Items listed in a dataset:

##############################

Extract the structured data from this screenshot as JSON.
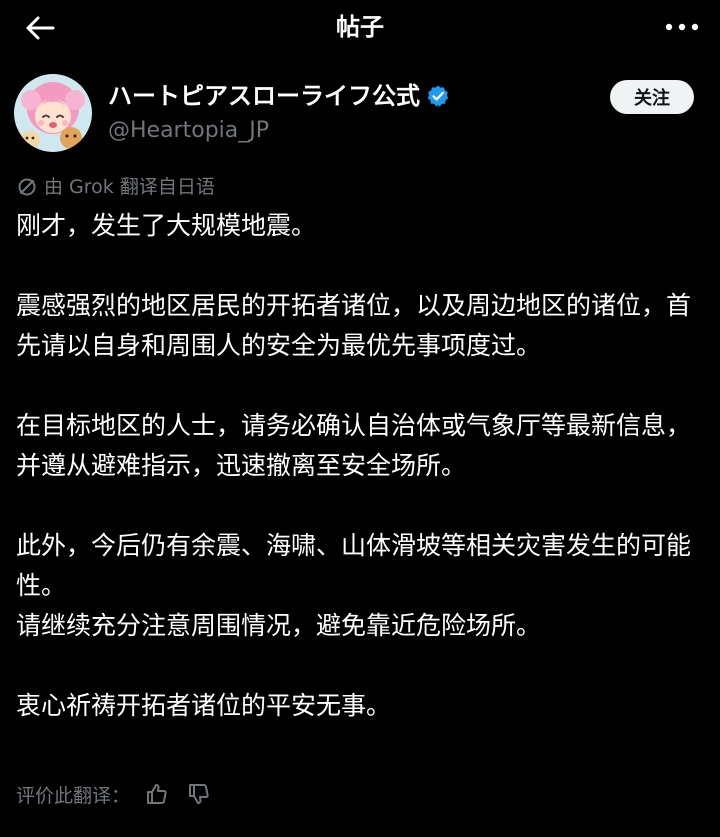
{
  "header": {
    "title": "帖子",
    "back_icon": "arrow-left-icon",
    "more_icon": "more-horizontal-icon"
  },
  "author": {
    "display_name": "ハートピアスローライフ公式",
    "handle": "@Heartopia_JP",
    "verified_icon": "verified-badge-icon",
    "verified_color": "#1d9bf0",
    "follow_label": "关注"
  },
  "translation_note": {
    "icon": "translate-icon",
    "text": "由 Grok 翻译自日语"
  },
  "post": {
    "paragraphs": [
      "刚才，发生了大规模地震。",
      "震感强烈的地区居民的开拓者诸位，以及周边地区的诸位，首先请以自身和周围人的安全为最优先事项度过。",
      "在目标地区的人士，请务必确认自治体或气象厅等最新信息，并遵从避难指示，迅速撤离至安全场所。",
      "此外，今后仍有余震、海啸、山体滑坡等相关灾害发生的可能性。",
      "请继续充分注意周围情况，避免靠近危险场所。",
      "衷心祈祷开拓者诸位的平安无事。"
    ]
  },
  "rating": {
    "label": "评价此翻译：",
    "thumbs_up_icon": "thumbs-up-icon",
    "thumbs_down_icon": "thumbs-down-icon"
  },
  "colors": {
    "background": "#000000",
    "text": "#ffffff",
    "muted": "#71767b",
    "follow_bg": "#eff3f4"
  }
}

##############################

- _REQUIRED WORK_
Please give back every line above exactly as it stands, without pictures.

- _PROBLEM SOLUTION_
Extract the structured data from this screenshot as JSON.
{
  "header": {
    "title": "帖子",
    "back_icon": "arrow-left-icon",
    "more_icon": "more-horizontal-icon"
  },
  "author": {
    "display_name": "ハートピアスローライフ公式",
    "handle": "@Heartopia_JP",
    "verified_icon": "verified-badge-icon",
    "verified_color": "#1d9bf0",
    "follow_label": "关注"
  },
  "translation_note": {
    "icon": "translate-icon",
    "text": "由 Grok 翻译自日语"
  },
  "post": {
    "paragraphs": [
      "刚才，发生了大规模地震。",
      "震感强烈的地区居民的开拓者诸位，以及周边地区的诸位，首先请以自身和周围人的安全为最优先事项度过。",
      "在目标地区的人士，请务必确认自治体或气象厅等最新信息，并遵从避难指示，迅速撤离至安全场所。",
      "此外，今后仍有余震、海啸、山体滑坡等相关灾害发生的可能性。",
      "请继续充分注意周围情况，避免靠近危险场所。",
      "衷心祈祷开拓者诸位的平安无事。"
    ]
  },
  "rating": {
    "label": "评价此翻译：",
    "thumbs_up_icon": "thumbs-up-icon",
    "thumbs_down_icon": "thumbs-down-icon"
  },
  "colors": {
    "background": "#000000",
    "text": "#ffffff",
    "muted": "#71767b",
    "follow_bg": "#eff3f4"
  }
}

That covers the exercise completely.